We recognized very early that Group Leaders are the best person to handle the changes/additions/deletions for their Family Group. We provide the Group Leader with their family file from the JFMF so they can see what information, sources and evidence we have to support the data. In many cases, there are no sources, evidence or anything to support the data because the person who submitted it to us to include in the JFMF did not provide such documentation. In fact, one of our biggest problems is that most of the data in the JFMF cannot be traced to the person who submitted it or its source. That is why we are trying so hard to document what we are now doing!
The Group Leader has to be the first person "in line" to collect and then COMPARE and then EVALUATE the new information as it is received. This initial review is a critical step and can take many days or weeks to complete.
The next critical step is for the Group Leader to share the new information with the rest of their group members and ask them for their feedback, etc. This takes time as well and could result in more additions/changes/deletions.
Once these 2 steps are completed, the information has to be summarized and a petition constructed to be sent to the Research Director along with any gedcom file containing just the NEW/CHANGED information and its' supporting evidence/sources/proof and copies of such items if needed.
We just started this process and initially we thought we could do two (2) cycles each year. However, what we found was that the first one took many more months to complete than we originally thought. We identified several problem areas that we can streamline but one of the biggest delays was getting the Group Leaders to submit the data and petitions in a timely manner. The next biggest delay was getting the Group Leaders to review the petitions and data and send back their comments and recommendations. It became obvious that we should just try to do this once a year and give our Group Leaders more time.
The critical aspect of documentation will help to preserve the historical records for each Family Group. The Research Director has a file folder for each group and he is trying to build each group's file so we can always go back and see the history of changes made, how the group started, etc.
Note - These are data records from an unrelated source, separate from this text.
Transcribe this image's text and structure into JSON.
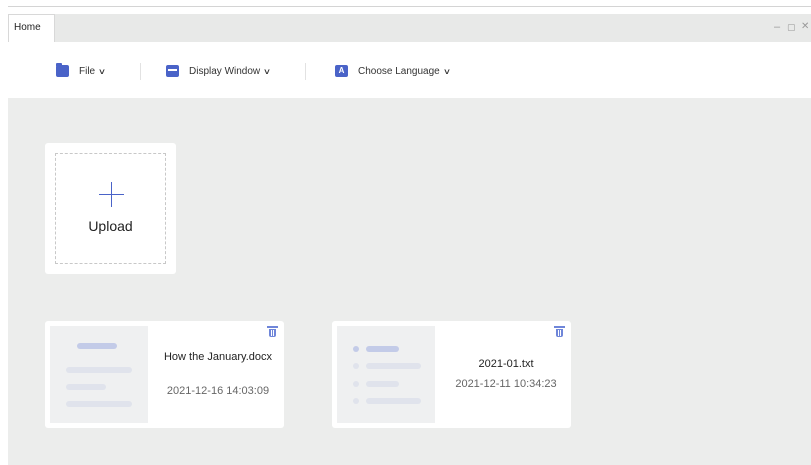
{
  "tabs": [
    {
      "label": "Home"
    }
  ],
  "window_controls": {
    "minimize": "–",
    "restore": "▢",
    "close": "✕"
  },
  "toolbar": {
    "file_label": "File",
    "display_label": "Display Window",
    "language_label": "Choose Language",
    "language_icon_letter": "A",
    "chevron": "∨"
  },
  "upload": {
    "label": "Upload"
  },
  "files": [
    {
      "name": "How the January.docx",
      "date": "2021-12-16 14:03:09"
    },
    {
      "name": "2021-01.txt",
      "date": "2021-12-11 10:34:23"
    }
  ],
  "colors": {
    "accent": "#4a63c8",
    "background": "#ecedec",
    "trash": "#6f86d9"
  }
}
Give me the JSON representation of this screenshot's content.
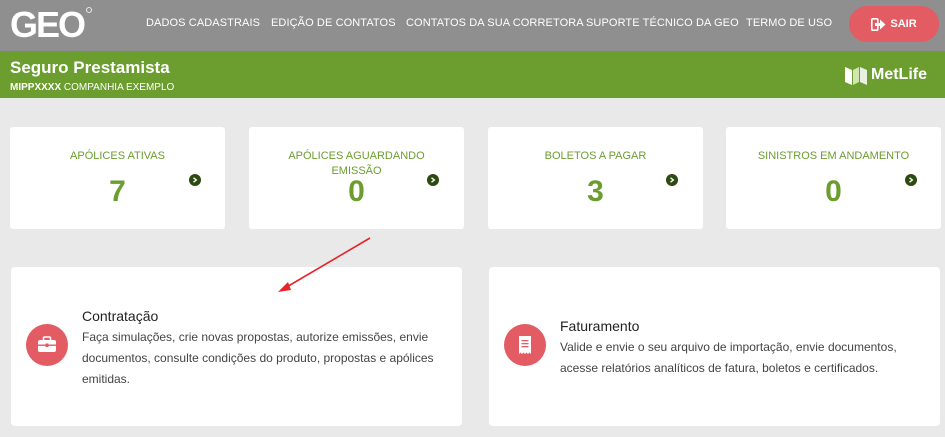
{
  "nav": {
    "logo": "GEO",
    "items": [
      "DADOS CADASTRAIS",
      "EDIÇÃO DE CONTATOS",
      "CONTATOS DA SUA CORRETORA",
      "SUPORTE TÉCNICO DA GEO",
      "TERMO DE USO"
    ],
    "logout_label": "SAIR"
  },
  "product": {
    "title": "Seguro Prestamista",
    "code": "MIPPXXXX",
    "company": "COMPANHIA EXEMPLO",
    "brand": "MetLife"
  },
  "stats": [
    {
      "label": "APÓLICES ATIVAS",
      "value": "7"
    },
    {
      "label": "APÓLICES AGUARDANDO EMISSÃO",
      "value": "0"
    },
    {
      "label": "BOLETOS A PAGAR",
      "value": "3"
    },
    {
      "label": "SINISTROS EM ANDAMENTO",
      "value": "0"
    }
  ],
  "features": [
    {
      "title": "Contratação",
      "description": "Faça simulações, crie novas propostas, autorize emissões, envie documentos, consulte condições do produto, propostas e apólices emitidas.",
      "icon": "briefcase-icon"
    },
    {
      "title": "Faturamento",
      "description": "Valide e envie o seu arquivo de importação, envie documentos, acesse relatórios analíticos de fatura, boletos e certificados.",
      "icon": "receipt-icon"
    }
  ],
  "colors": {
    "nav_bg": "#8f8f8f",
    "brand_green": "#6b9d2f",
    "accent_red": "#e35b63",
    "page_bg": "#e9e9e9"
  }
}
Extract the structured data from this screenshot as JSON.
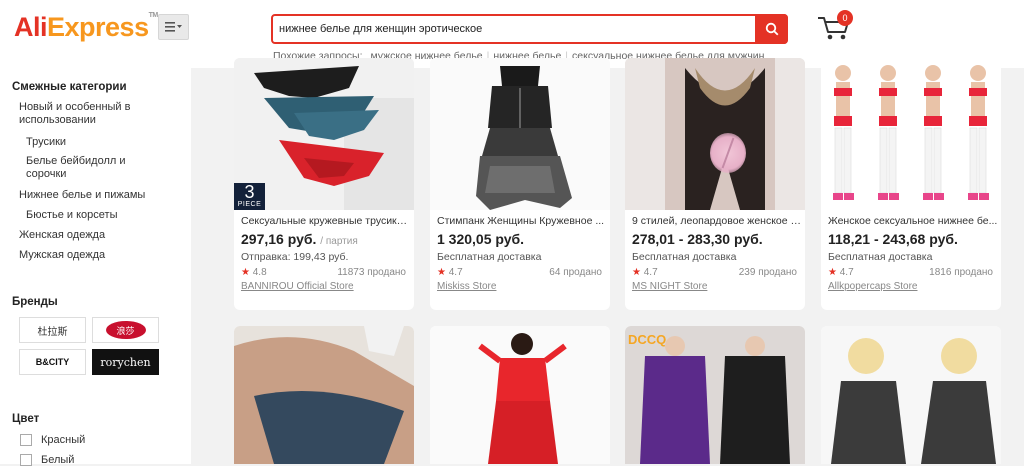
{
  "header": {
    "logo_main": "Ali",
    "logo_accent": "Express",
    "logo_tm": "TM",
    "search_value": "нижнее белье для женщин эротическое",
    "related_label": "Похожие запросы:",
    "related": [
      "мужское нижнее белье",
      "нижнее белье",
      "сексуальное нижнее белье для мужчин"
    ],
    "cart_count": "0"
  },
  "sidebar": {
    "categories_title": "Смежные категории",
    "categories": [
      {
        "label": "Новый и особенный в использовании",
        "level": 1
      },
      {
        "label": "Трусики",
        "level": 2
      },
      {
        "label": "Белье бейбидолл и сорочки",
        "level": 2
      },
      {
        "label": "Нижнее белье и пижамы",
        "level": 1
      },
      {
        "label": "Бюстье и корсеты",
        "level": 2
      },
      {
        "label": "Женская одежда",
        "level": 1
      },
      {
        "label": "Мужская одежда",
        "level": 1
      }
    ],
    "brands_title": "Бренды",
    "brands": [
      "杜拉斯",
      "浪莎",
      "B&CITY",
      "rorychen"
    ],
    "color_title": "Цвет",
    "colors": [
      "Красный",
      "Белый"
    ]
  },
  "products": [
    {
      "title": "Сексуальные кружевные трусики...",
      "price": "297,16 руб.",
      "unit": "/ партия",
      "shipping": "Отправка: 199,43 руб.",
      "rating": "4.8",
      "sold": "11873 продано",
      "store": "BANNIROU Official Store",
      "badge_num": "3",
      "badge_text": "PIECE"
    },
    {
      "title": "Стимпанк Женщины Кружевное ...",
      "price": "1 320,05 руб.",
      "unit": "",
      "shipping": "Бесплатная доставка",
      "rating": "4.7",
      "sold": "64 продано",
      "store": "Miskiss Store"
    },
    {
      "title": "9 стилей, леопардовое женское с...",
      "price": "278,01 - 283,30 руб.",
      "unit": "",
      "shipping": "Бесплатная доставка",
      "rating": "4.7",
      "sold": "239 продано",
      "store": "MS NIGHT Store"
    },
    {
      "title": "Женское сексуальное нижнее бе...",
      "price": "118,21 - 243,68 руб.",
      "unit": "",
      "shipping": "Бесплатная доставка",
      "rating": "4.7",
      "sold": "1816 продано",
      "store": "Allkpopercaps Store"
    }
  ],
  "second_row": {
    "brand_overlay": "DCCQ"
  },
  "icons": {
    "menu": "menu-icon",
    "search": "search-icon",
    "cart": "cart-icon",
    "star": "star-icon"
  },
  "colors": {
    "accent": "#e43225",
    "logo_accent": "#f7971e"
  }
}
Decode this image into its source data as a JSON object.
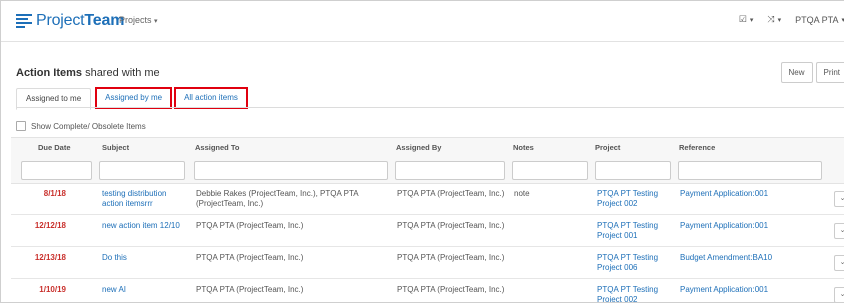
{
  "nav": {
    "logo_light": "Project",
    "logo_bold": "Team",
    "projects_label": "Projects",
    "user_label": "PTQA PTA"
  },
  "page": {
    "title_bold": "Action Items",
    "title_rest": " shared with me"
  },
  "toolbar": {
    "new_label": "New",
    "print_label": "Print"
  },
  "tabs": [
    {
      "label": "Assigned to me",
      "active": true,
      "highlighted": false
    },
    {
      "label": "Assigned by me",
      "active": false,
      "highlighted": true
    },
    {
      "label": "All action items",
      "active": false,
      "highlighted": true
    }
  ],
  "show_complete_label": "Show Complete/ Obsolete Items",
  "columns": [
    "Due Date",
    "Subject",
    "Assigned To",
    "Assigned By",
    "Notes",
    "Project",
    "Reference"
  ],
  "rows": [
    {
      "due": "8/1/18",
      "subject": "testing distribution action itemsrrr",
      "assigned_to": "Debbie Rakes (ProjectTeam, Inc.), PTQA PTA (ProjectTeam, Inc.)",
      "assigned_by": "PTQA PTA (ProjectTeam, Inc.)",
      "notes": "note",
      "project": "PTQA PT Testing Project 002",
      "reference": "Payment Application:001"
    },
    {
      "due": "12/12/18",
      "subject": "new action item 12/10",
      "assigned_to": "PTQA PTA (ProjectTeam, Inc.)",
      "assigned_by": "PTQA PTA (ProjectTeam, Inc.)",
      "notes": "",
      "project": "PTQA PT Testing Project 001",
      "reference": "Payment Application:001"
    },
    {
      "due": "12/13/18",
      "subject": "Do this",
      "assigned_to": "PTQA PTA (ProjectTeam, Inc.)",
      "assigned_by": "PTQA PTA (ProjectTeam, Inc.)",
      "notes": "",
      "project": "PTQA PT Testing Project 006",
      "reference": "Budget Amendment:BA10"
    },
    {
      "due": "1/10/19",
      "subject": "new AI",
      "assigned_to": "PTQA PTA (ProjectTeam, Inc.)",
      "assigned_by": "PTQA PTA (ProjectTeam, Inc.)",
      "notes": "",
      "project": "PTQA PT Testing Project 002",
      "reference": "Payment Application:001"
    }
  ],
  "colors": {
    "brand": "#1d6fb8",
    "due": "#c9302c",
    "highlight": "#e0000f"
  }
}
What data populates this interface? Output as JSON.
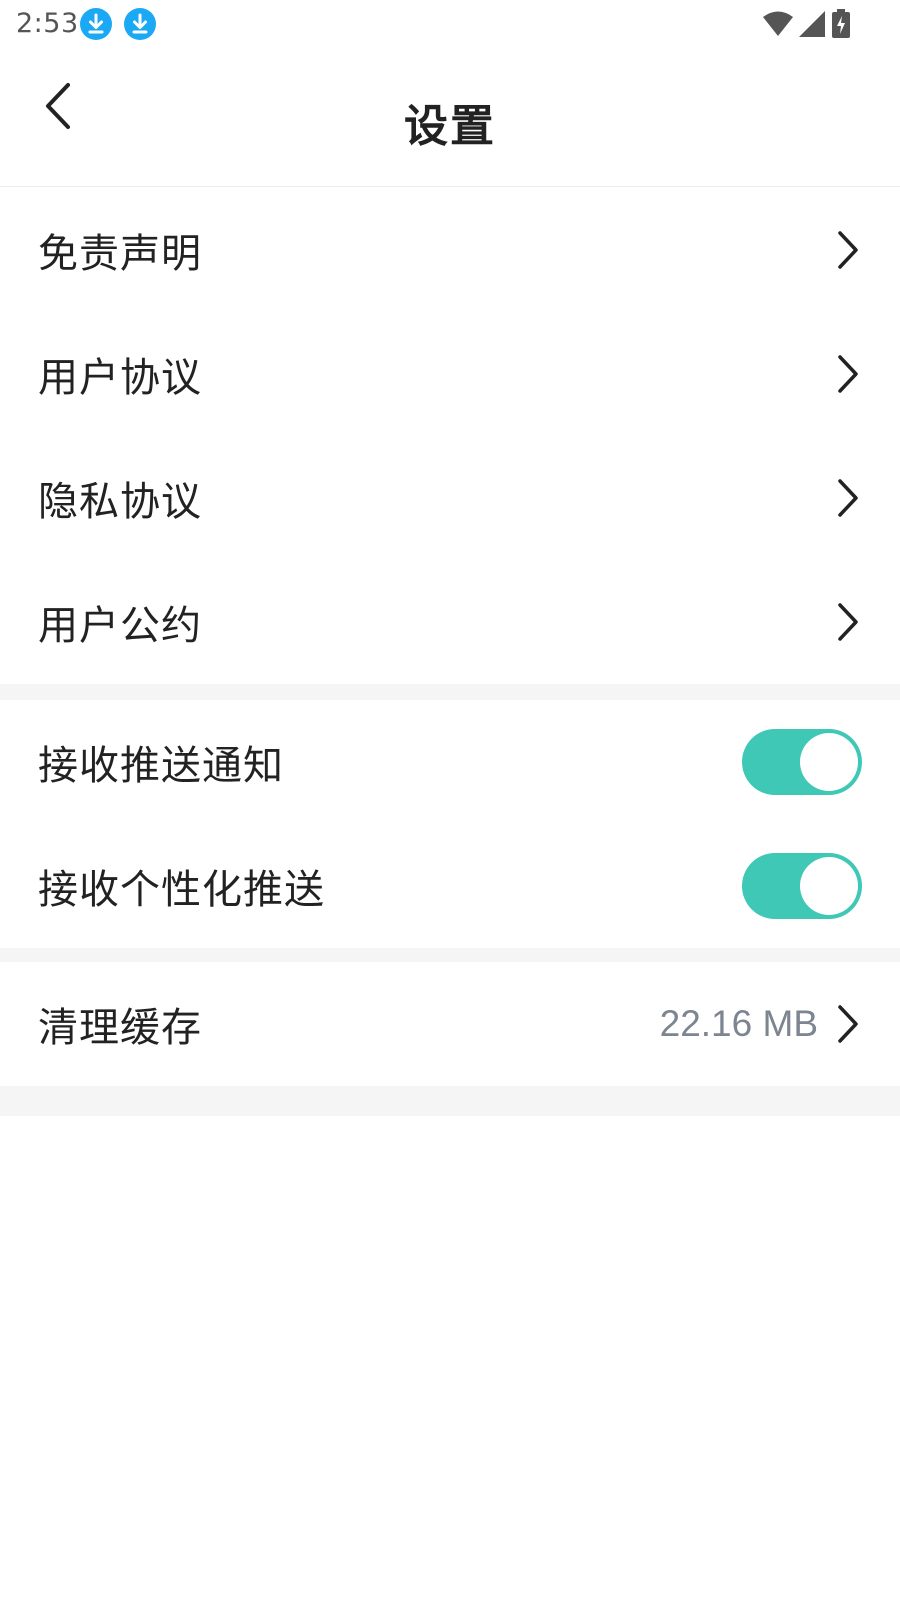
{
  "status_bar": {
    "time": "2:53",
    "icons": [
      "download-icon",
      "download-icon",
      "wifi-icon",
      "signal-icon",
      "battery-charging-icon"
    ]
  },
  "header": {
    "title": "设置",
    "back_icon": "chevron-left-icon"
  },
  "links": [
    {
      "label": "免责声明"
    },
    {
      "label": "用户协议"
    },
    {
      "label": "隐私协议"
    },
    {
      "label": "用户公约"
    }
  ],
  "toggles": [
    {
      "label": "接收推送通知",
      "on": true
    },
    {
      "label": "接收个性化推送",
      "on": true
    }
  ],
  "cache": {
    "label": "清理缓存",
    "value": "22.16 MB"
  },
  "colors": {
    "accent": "#3fc8b5",
    "download_badge": "#1ba9f5",
    "section_gap": "#f5f5f5",
    "secondary_text": "#7d8590"
  }
}
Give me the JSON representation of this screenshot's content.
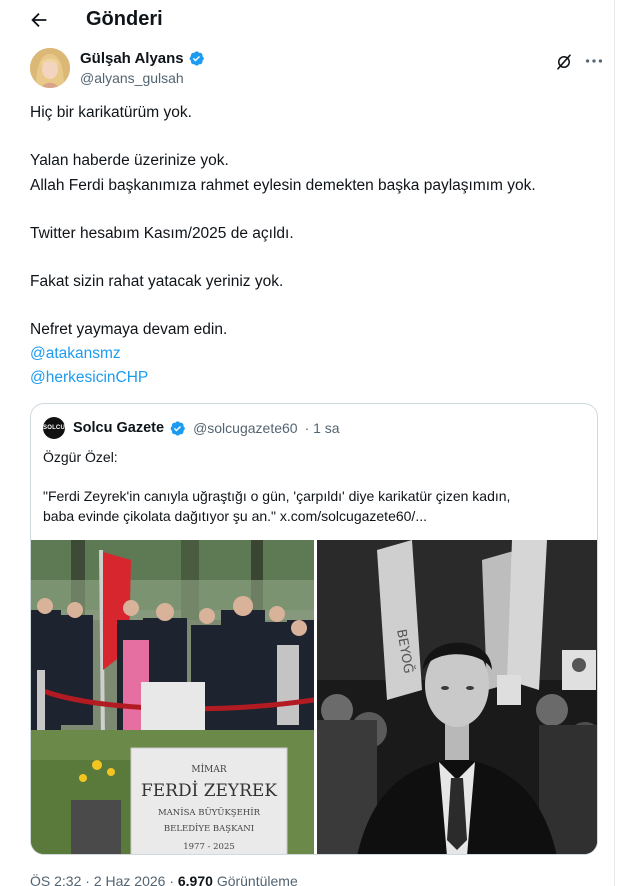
{
  "header": {
    "title": "Gönderi"
  },
  "post": {
    "author_name": "Gülşah Alyans",
    "author_handle": "@alyans_gulsah",
    "lines": [
      "Hiç bir karikatürüm yok.",
      "Yalan haberde üzerinize yok.",
      "Allah Ferdi başkanımıza rahmet eylesin demekten başka paylaşımım yok.",
      "Twitter hesabım Kasım/2025 de açıldı.",
      "Fakat sizin rahat yatacak yeriniz yok.",
      "Nefret yaymaya devam edin."
    ],
    "mentions": [
      "@atakansmz",
      "@herkesicinCHP"
    ]
  },
  "quote": {
    "avatar_text": "SOLCU",
    "name": "Solcu Gazete",
    "handle": "@solcugazete60",
    "time": "· 1 sa",
    "line1": "Özgür Özel:",
    "line2": "\"Ferdi Zeyrek'in canıyla uğraştığı o gün, 'çarpıldı' diye karikatür çizen kadın,",
    "line3": "baba evinde çikolata dağıtıyor şu an.\"",
    "link": "x.com/solcugazete60/...",
    "grave": {
      "line1": "MİMAR",
      "line2": "FERDİ ZEYREK",
      "line3": "MANİSA BÜYÜKŞEHİR",
      "line4": "BELEDİYE BAŞKANI",
      "line5": "1977 - 2025"
    },
    "sign_text": "BEYOĞ"
  },
  "meta": {
    "time": "ÖS 2:32",
    "date": "· 2 Haz 2026 ·",
    "views": "6.970",
    "views_label": "Görüntüleme"
  },
  "colors": {
    "link": "#1d9bf0",
    "text": "#0f1419",
    "muted": "#536471",
    "border": "#cfd9de"
  }
}
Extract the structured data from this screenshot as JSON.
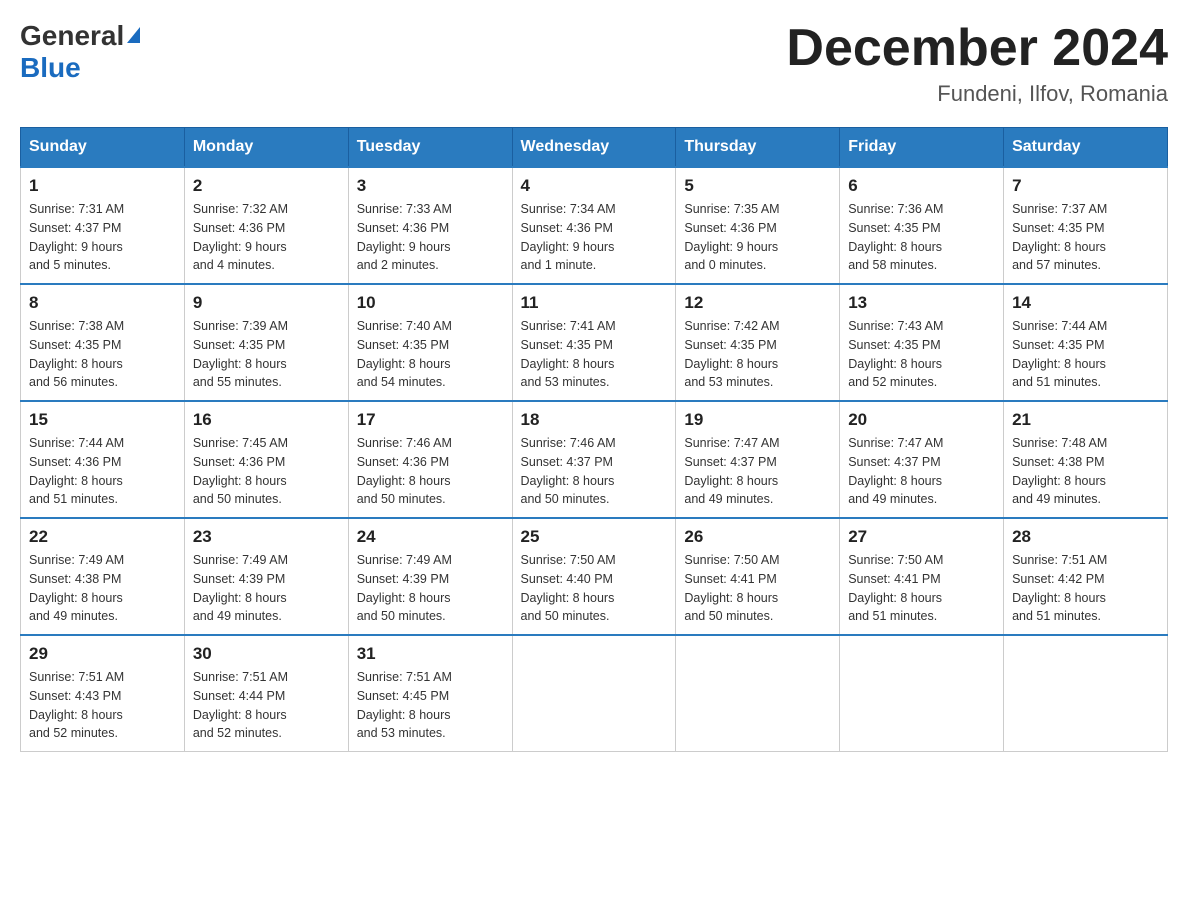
{
  "header": {
    "logo": {
      "general": "General",
      "arrow": "▶",
      "blue": "Blue"
    },
    "title": "December 2024",
    "location": "Fundeni, Ilfov, Romania"
  },
  "weekdays": [
    "Sunday",
    "Monday",
    "Tuesday",
    "Wednesday",
    "Thursday",
    "Friday",
    "Saturday"
  ],
  "weeks": [
    [
      {
        "day": "1",
        "sunrise": "7:31 AM",
        "sunset": "4:37 PM",
        "daylight": "9 hours and 5 minutes."
      },
      {
        "day": "2",
        "sunrise": "7:32 AM",
        "sunset": "4:36 PM",
        "daylight": "9 hours and 4 minutes."
      },
      {
        "day": "3",
        "sunrise": "7:33 AM",
        "sunset": "4:36 PM",
        "daylight": "9 hours and 2 minutes."
      },
      {
        "day": "4",
        "sunrise": "7:34 AM",
        "sunset": "4:36 PM",
        "daylight": "9 hours and 1 minute."
      },
      {
        "day": "5",
        "sunrise": "7:35 AM",
        "sunset": "4:36 PM",
        "daylight": "9 hours and 0 minutes."
      },
      {
        "day": "6",
        "sunrise": "7:36 AM",
        "sunset": "4:35 PM",
        "daylight": "8 hours and 58 minutes."
      },
      {
        "day": "7",
        "sunrise": "7:37 AM",
        "sunset": "4:35 PM",
        "daylight": "8 hours and 57 minutes."
      }
    ],
    [
      {
        "day": "8",
        "sunrise": "7:38 AM",
        "sunset": "4:35 PM",
        "daylight": "8 hours and 56 minutes."
      },
      {
        "day": "9",
        "sunrise": "7:39 AM",
        "sunset": "4:35 PM",
        "daylight": "8 hours and 55 minutes."
      },
      {
        "day": "10",
        "sunrise": "7:40 AM",
        "sunset": "4:35 PM",
        "daylight": "8 hours and 54 minutes."
      },
      {
        "day": "11",
        "sunrise": "7:41 AM",
        "sunset": "4:35 PM",
        "daylight": "8 hours and 53 minutes."
      },
      {
        "day": "12",
        "sunrise": "7:42 AM",
        "sunset": "4:35 PM",
        "daylight": "8 hours and 53 minutes."
      },
      {
        "day": "13",
        "sunrise": "7:43 AM",
        "sunset": "4:35 PM",
        "daylight": "8 hours and 52 minutes."
      },
      {
        "day": "14",
        "sunrise": "7:44 AM",
        "sunset": "4:35 PM",
        "daylight": "8 hours and 51 minutes."
      }
    ],
    [
      {
        "day": "15",
        "sunrise": "7:44 AM",
        "sunset": "4:36 PM",
        "daylight": "8 hours and 51 minutes."
      },
      {
        "day": "16",
        "sunrise": "7:45 AM",
        "sunset": "4:36 PM",
        "daylight": "8 hours and 50 minutes."
      },
      {
        "day": "17",
        "sunrise": "7:46 AM",
        "sunset": "4:36 PM",
        "daylight": "8 hours and 50 minutes."
      },
      {
        "day": "18",
        "sunrise": "7:46 AM",
        "sunset": "4:37 PM",
        "daylight": "8 hours and 50 minutes."
      },
      {
        "day": "19",
        "sunrise": "7:47 AM",
        "sunset": "4:37 PM",
        "daylight": "8 hours and 49 minutes."
      },
      {
        "day": "20",
        "sunrise": "7:47 AM",
        "sunset": "4:37 PM",
        "daylight": "8 hours and 49 minutes."
      },
      {
        "day": "21",
        "sunrise": "7:48 AM",
        "sunset": "4:38 PM",
        "daylight": "8 hours and 49 minutes."
      }
    ],
    [
      {
        "day": "22",
        "sunrise": "7:49 AM",
        "sunset": "4:38 PM",
        "daylight": "8 hours and 49 minutes."
      },
      {
        "day": "23",
        "sunrise": "7:49 AM",
        "sunset": "4:39 PM",
        "daylight": "8 hours and 49 minutes."
      },
      {
        "day": "24",
        "sunrise": "7:49 AM",
        "sunset": "4:39 PM",
        "daylight": "8 hours and 50 minutes."
      },
      {
        "day": "25",
        "sunrise": "7:50 AM",
        "sunset": "4:40 PM",
        "daylight": "8 hours and 50 minutes."
      },
      {
        "day": "26",
        "sunrise": "7:50 AM",
        "sunset": "4:41 PM",
        "daylight": "8 hours and 50 minutes."
      },
      {
        "day": "27",
        "sunrise": "7:50 AM",
        "sunset": "4:41 PM",
        "daylight": "8 hours and 51 minutes."
      },
      {
        "day": "28",
        "sunrise": "7:51 AM",
        "sunset": "4:42 PM",
        "daylight": "8 hours and 51 minutes."
      }
    ],
    [
      {
        "day": "29",
        "sunrise": "7:51 AM",
        "sunset": "4:43 PM",
        "daylight": "8 hours and 52 minutes."
      },
      {
        "day": "30",
        "sunrise": "7:51 AM",
        "sunset": "4:44 PM",
        "daylight": "8 hours and 52 minutes."
      },
      {
        "day": "31",
        "sunrise": "7:51 AM",
        "sunset": "4:45 PM",
        "daylight": "8 hours and 53 minutes."
      },
      null,
      null,
      null,
      null
    ]
  ],
  "labels": {
    "sunrise": "Sunrise:",
    "sunset": "Sunset:",
    "daylight": "Daylight:"
  }
}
The amount of work that Jim Pennington (previously the Assistant Research Director responsible for the JFMF) had to do when he received an approved petition from me was no small task either. We asked him to check the petition and the data affected and look for any potential problems (which he found) and then to help resolve them. He also had to record the changes he made. Then when he was through, he created a new version of the JFMF, made backups of it, etc. This all takes time and since we are all just volunteers, the process gets spread out over several months.